In cases where it is appropriate to exercise its powers to obtain restitution from firms, the FSA will first consider using its own administrative powers under section 384 before considering taking court action.
However, there may be circumstances in which the FSA will choose to use the powers under section 382 or section 383 to apply to the court for an order for restitution against a firm. Those circumstances may include, for example, where:
the FSA wishes to combine an application for an order for restitution with other court action against the firm, for example, where it wishes to apply to the court for an injunction to prevent the firm breaching a relevant requirement of the Act; the FSA's powers to apply for injunctions restraining firms from breaching relevant requirements of the Act are set out in ENF 6;
there is a danger that the assets of the firm may be dissipated; in those cases, the FSA may wish to combine an application to the court for an order for restitution with an application for an asset-freezing injunction to prevent assets from being dissipated; the FSA's powers to apply for asset freezing injunctions are set out in ENF 6;
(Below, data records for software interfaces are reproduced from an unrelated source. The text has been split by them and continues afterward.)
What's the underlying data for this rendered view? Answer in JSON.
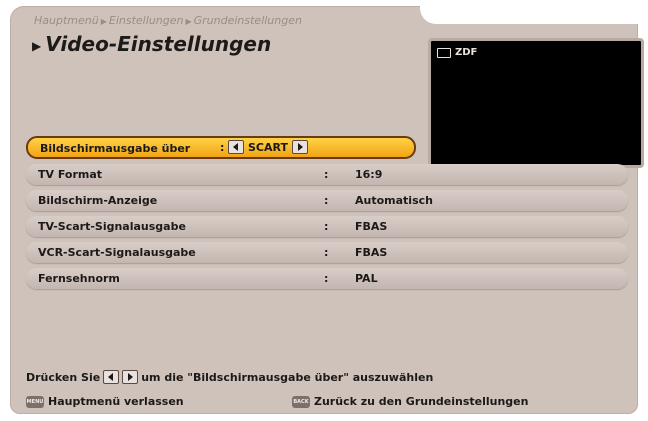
{
  "header": {
    "breadcrumb": [
      "Hauptmenü",
      "Einstellungen",
      "Grundeinstellungen"
    ],
    "title": "Video-Einstellungen"
  },
  "preview": {
    "channel": "ZDF"
  },
  "settings": {
    "selected": {
      "label": "Bildschirmausgabe über",
      "value": "SCART"
    },
    "rows": [
      {
        "label": "TV Format",
        "value": "16:9"
      },
      {
        "label": "Bildschirm-Anzeige",
        "value": "Automatisch"
      },
      {
        "label": "TV-Scart-Signalausgabe",
        "value": "FBAS"
      },
      {
        "label": "VCR-Scart-Signalausgabe",
        "value": "FBAS"
      },
      {
        "label": "Fernsehnorm",
        "value": "PAL"
      }
    ]
  },
  "hint": {
    "prefix": "Drücken Sie",
    "suffix": "um die \"Bildschirmausgabe über\" auszuwählen"
  },
  "footer": {
    "menu_key": "MENU",
    "menu_label": "Hauptmenü verlassen",
    "back_key": "BACK",
    "back_label": "Zurück zu den Grundeinstellungen"
  },
  "colors": {
    "panel": "#cfc2bb",
    "highlight": "#f7b52a",
    "preview": "#000000"
  }
}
the FSA suspects that the firm may not comply with an administrative requirement to give restitution; in those cases the FSA may consider that the sanction for breach of a court order may be needed to ensure compliance; a person who fails to comply with a court order may be in contempt of court and is liable to imprisonment, to a fine and/or to have his assets seized.